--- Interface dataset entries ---
◇ ◇ ◇

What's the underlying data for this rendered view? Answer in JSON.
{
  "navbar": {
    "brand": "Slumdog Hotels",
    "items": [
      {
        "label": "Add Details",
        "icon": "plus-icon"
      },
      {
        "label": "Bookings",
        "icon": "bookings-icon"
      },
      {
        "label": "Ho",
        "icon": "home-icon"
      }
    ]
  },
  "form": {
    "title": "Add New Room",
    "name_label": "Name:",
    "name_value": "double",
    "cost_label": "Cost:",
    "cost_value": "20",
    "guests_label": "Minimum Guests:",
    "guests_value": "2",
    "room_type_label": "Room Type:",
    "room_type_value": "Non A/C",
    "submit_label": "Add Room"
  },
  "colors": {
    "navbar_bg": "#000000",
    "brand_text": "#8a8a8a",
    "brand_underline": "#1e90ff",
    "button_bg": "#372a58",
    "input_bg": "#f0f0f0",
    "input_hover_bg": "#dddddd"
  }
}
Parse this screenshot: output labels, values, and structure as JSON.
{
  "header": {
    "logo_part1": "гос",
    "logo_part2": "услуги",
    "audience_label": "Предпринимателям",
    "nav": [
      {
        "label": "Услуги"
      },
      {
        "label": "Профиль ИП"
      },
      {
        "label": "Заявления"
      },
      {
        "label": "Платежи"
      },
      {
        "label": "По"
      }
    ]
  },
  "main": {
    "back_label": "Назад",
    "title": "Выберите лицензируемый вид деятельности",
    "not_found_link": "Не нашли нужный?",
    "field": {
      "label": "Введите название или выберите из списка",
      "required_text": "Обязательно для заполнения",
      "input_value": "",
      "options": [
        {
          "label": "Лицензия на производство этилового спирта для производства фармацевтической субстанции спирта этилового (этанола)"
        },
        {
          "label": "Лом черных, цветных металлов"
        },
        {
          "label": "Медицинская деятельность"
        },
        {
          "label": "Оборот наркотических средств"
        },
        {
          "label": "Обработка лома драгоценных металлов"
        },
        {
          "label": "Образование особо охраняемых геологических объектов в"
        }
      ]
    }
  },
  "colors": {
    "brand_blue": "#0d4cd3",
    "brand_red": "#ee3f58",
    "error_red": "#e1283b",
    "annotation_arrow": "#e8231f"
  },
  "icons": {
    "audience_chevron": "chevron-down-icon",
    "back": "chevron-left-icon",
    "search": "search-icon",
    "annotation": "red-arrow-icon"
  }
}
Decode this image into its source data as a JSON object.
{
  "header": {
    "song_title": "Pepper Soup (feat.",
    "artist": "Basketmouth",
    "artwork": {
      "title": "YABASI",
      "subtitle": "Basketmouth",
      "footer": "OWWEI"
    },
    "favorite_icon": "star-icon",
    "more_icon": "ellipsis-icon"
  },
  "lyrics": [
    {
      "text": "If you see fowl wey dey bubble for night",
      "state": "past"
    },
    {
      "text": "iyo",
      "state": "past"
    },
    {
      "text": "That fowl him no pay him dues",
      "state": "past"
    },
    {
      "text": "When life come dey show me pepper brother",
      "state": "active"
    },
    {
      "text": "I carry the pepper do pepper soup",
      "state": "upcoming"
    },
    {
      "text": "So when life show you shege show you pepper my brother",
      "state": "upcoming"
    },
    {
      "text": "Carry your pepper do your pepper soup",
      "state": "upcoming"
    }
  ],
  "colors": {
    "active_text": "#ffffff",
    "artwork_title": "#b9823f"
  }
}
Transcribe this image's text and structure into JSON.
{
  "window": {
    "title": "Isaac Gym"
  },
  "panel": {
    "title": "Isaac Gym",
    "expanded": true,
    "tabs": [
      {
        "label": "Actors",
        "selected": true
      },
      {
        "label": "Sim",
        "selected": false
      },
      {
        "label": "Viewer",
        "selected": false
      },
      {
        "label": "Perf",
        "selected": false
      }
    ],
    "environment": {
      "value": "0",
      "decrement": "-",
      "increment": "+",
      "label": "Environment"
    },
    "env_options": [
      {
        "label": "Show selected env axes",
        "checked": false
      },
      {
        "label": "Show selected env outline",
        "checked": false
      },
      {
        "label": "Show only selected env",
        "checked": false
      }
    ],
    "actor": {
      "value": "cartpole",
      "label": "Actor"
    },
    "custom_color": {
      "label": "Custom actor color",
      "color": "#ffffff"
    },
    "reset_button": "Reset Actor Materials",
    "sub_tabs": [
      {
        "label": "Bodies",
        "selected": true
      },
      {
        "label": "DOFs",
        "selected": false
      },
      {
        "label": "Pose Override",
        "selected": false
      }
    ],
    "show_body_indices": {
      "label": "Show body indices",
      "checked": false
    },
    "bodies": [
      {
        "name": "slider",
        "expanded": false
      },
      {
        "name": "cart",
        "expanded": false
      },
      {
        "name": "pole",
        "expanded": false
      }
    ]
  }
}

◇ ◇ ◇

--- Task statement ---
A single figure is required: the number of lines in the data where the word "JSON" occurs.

--- Solution for this task ---
4